Copy the data below exactly. Any pictures in it should be omitted.

◆ ◆ ◆

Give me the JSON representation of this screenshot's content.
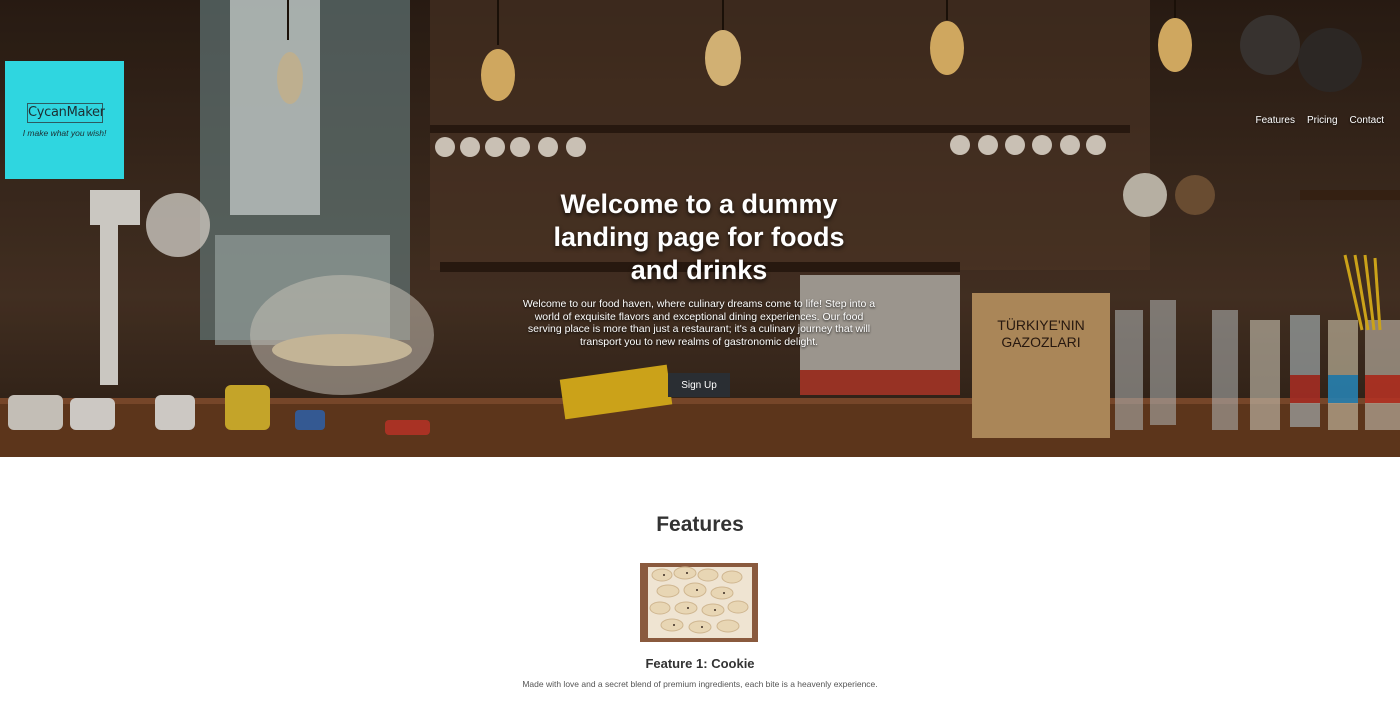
{
  "brand": {
    "name": "CycanMaker",
    "tagline": "I make what you wish!",
    "accent_color": "#2fd6e0"
  },
  "nav": {
    "items": [
      "Features",
      "Pricing",
      "Contact"
    ]
  },
  "hero": {
    "title": "Welcome to a dummy landing page for foods and drinks",
    "text": "Welcome to our food haven, where culinary dreams come to life! Step into a world of exquisite flavors and exceptional dining experiences. Our food serving place is more than just a restaurant; it's a culinary journey that will transport you to new realms of gastronomic delight.",
    "cta_label": "Sign Up",
    "background_image": "restaurant-bar-counter-photo"
  },
  "features": {
    "heading": "Features",
    "items": [
      {
        "image": "cookie-tray-photo",
        "title": "Feature 1: Cookie",
        "description": "Made with love and a secret blend of premium ingredients, each bite is a heavenly experience."
      }
    ]
  }
}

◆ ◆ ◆

(RESPONSE)
Give me the JSON representation of this screenshot's content.
{
  "brand": {
    "name": "CycanMaker",
    "tagline": "I make what you wish!",
    "accent_color": "#2fd6e0"
  },
  "nav": {
    "items": [
      "Features",
      "Pricing",
      "Contact"
    ]
  },
  "hero": {
    "title": "Welcome to a dummy landing page for foods and drinks",
    "text": "Welcome to our food haven, where culinary dreams come to life! Step into a world of exquisite flavors and exceptional dining experiences. Our food serving place is more than just a restaurant; it's a culinary journey that will transport you to new realms of gastronomic delight.",
    "cta_label": "Sign Up",
    "background_image": "restaurant-bar-counter-photo"
  },
  "features": {
    "heading": "Features",
    "items": [
      {
        "image": "cookie-tray-photo",
        "title": "Feature 1: Cookie",
        "description": "Made with love and a secret blend of premium ingredients, each bite is a heavenly experience."
      }
    ]
  }
}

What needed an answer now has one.